Cody Marrs (Ph.D., UC Berkeley) teaches and writes about American literary history, with particular interests in time and periodization, aesthetic theory, and the long nineteenth century. His first book, Nineteenth-Century American Literature and the Long Civil War (Cambridge University Press, 2015), argues that the Civil War takes shape not as a discrete rupture around which “antebellum” and “postbellum” eras can be plotted, but as a multilinear upheaval. Focusing on the later writings of Walt Whitman, Frederick Douglass, Herman Melville, and Emily Dickinson, he shows how the works shaped by the Civil War also eclipse that conflict, extending into a vast array of other times and places. The book was named a Choice Outstanding Academic Title. It was also the subject of a roundtable discussion in Common-Place: The Journal of Early American Life.
He serves on the Faculty Editorial Board of the University of Georgia Press. In 2016, he was the recipient of the Presidential Early Career Award for Outstanding Assistant Professor in the Arts and Humanities. In 2011, he was awarded the Hennig Cohen Prize for the best essay or book chapter on Herman Melville. A recipient of fellowships from the Newberry Library, the Townsend Center for the Humanities at UC Berkeley, and the Willson Center for the Humanities at UGA, he is currently working on several different projects. He is writing The Civil War: A Literary History (under contract with Johns Hopkins University Press), a book about the five stories that have been told about the war, from the nineteenth-century to the twenty-first. With Christopher Hager, he is co-editing Timelines of American Literature (under contract with Johns Hopkins University Press), a collection of essays—each organized around an unfamiliar date range—that seek to reperiodize and reimagine American literary history. He is also the editor of The New Melville Studies (under contract with Cambridge University Press), as well as “Late Melvilles,” a special issue of Leviathan about the style and politics of Melville’s later writings.
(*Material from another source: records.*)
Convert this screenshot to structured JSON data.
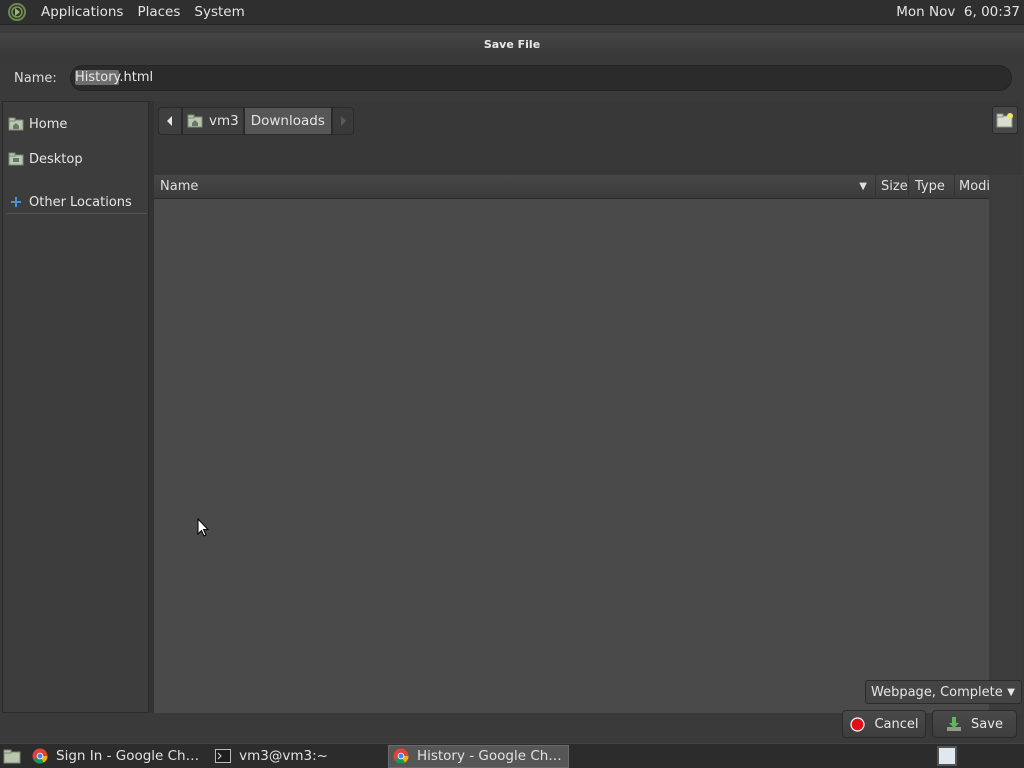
{
  "top_panel": {
    "menus": [
      "Applications",
      "Places",
      "System"
    ],
    "clock": "Mon Nov  6, 00:37"
  },
  "dialog": {
    "title": "Save File",
    "name_label": "Name:",
    "filename_selected": "History",
    "filename_rest": ".html",
    "sidebar": {
      "items": [
        {
          "label": "Home",
          "icon": "home-folder-icon"
        },
        {
          "label": "Desktop",
          "icon": "desktop-folder-icon"
        },
        {
          "label": "Other Locations",
          "icon": "plus-icon"
        }
      ]
    },
    "pathbar": {
      "segments": [
        "vm3",
        "Downloads"
      ],
      "active": "Downloads"
    },
    "columns": {
      "name": "Name",
      "size": "Size",
      "type": "Type",
      "modified": "Modif"
    },
    "file_type": "Webpage, Complete",
    "cancel_label": "Cancel",
    "save_label": "Save"
  },
  "taskbar": {
    "tasks": [
      {
        "label": "Sign In - Google Ch…",
        "icon": "chrome-icon",
        "active": false
      },
      {
        "label": "vm3@vm3:~",
        "icon": "terminal-icon",
        "active": false
      },
      {
        "label": "History - Google Ch…",
        "icon": "chrome-icon",
        "active": true
      }
    ]
  },
  "colors": {
    "panel_bg": "#2f2f2f",
    "dialog_bg": "#3a3a3a",
    "filelist_bg": "#4a4a4a",
    "cancel_icon": "#e0101a",
    "save_icon": "#5cb85c"
  }
}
His recent work can also be found in A History of Civil War Literature, ed. Coleman Hutchison (Cambridge University Press, 2015), and in journals such as American Literature and J19: The Journal of Nineteenth-Century Americanists.
Nineteenth-Century American Literature and the Long Civil War. Cambridge and New York: Cambridge University Press, 2015. (Cambridge Studies in American Literature and Culture)
Leviathan: A Journal of Melville Studies. Special Issue on "Late Melvilles," 18:3 (October 2016).
Articles and Book Chapters:
"Three Theses on Reconstruction," forthcoming in American Literary History
"Dickinson in the Anthropocene," forthcoming in ESQ: A Journal of Nineteenth-Century American Literature and Culture
"Afterword: Archiving the War," co-authored with Christopher Hager, in A History of American Civil War Literature, ed. Coleman Hutchison (Cambridge and New York: Cambridge University Press, 2015)
"Against 1865: Reperiodizing the Nineteenth Century," co-authored with Christopher Hager, J19: The Journal of Nineteenth-Century Americanists 1:2 (Fall 2013): 259-284.
"Frederick Douglass in 1848," American Literature 85:3 (September 2013): 447-473.
"Clarel and the American Centennial," Leviathan: A Journal of Melville Studies 13:3 (October 2011): 98-114.
"Whitman's Latencies: Hegel and the Politics of Time in Leaves of Grass," Arizona Quarterly 67:1 (Spring 2011): 47-72.
"A Wayward Art: Battle-Pieces and Melville's Poetic Turn," American Literature 82:1 (March 2010): 91–119. (Awarded the Hennig Cohen Prize for the best essay or chapter in Melville studies.)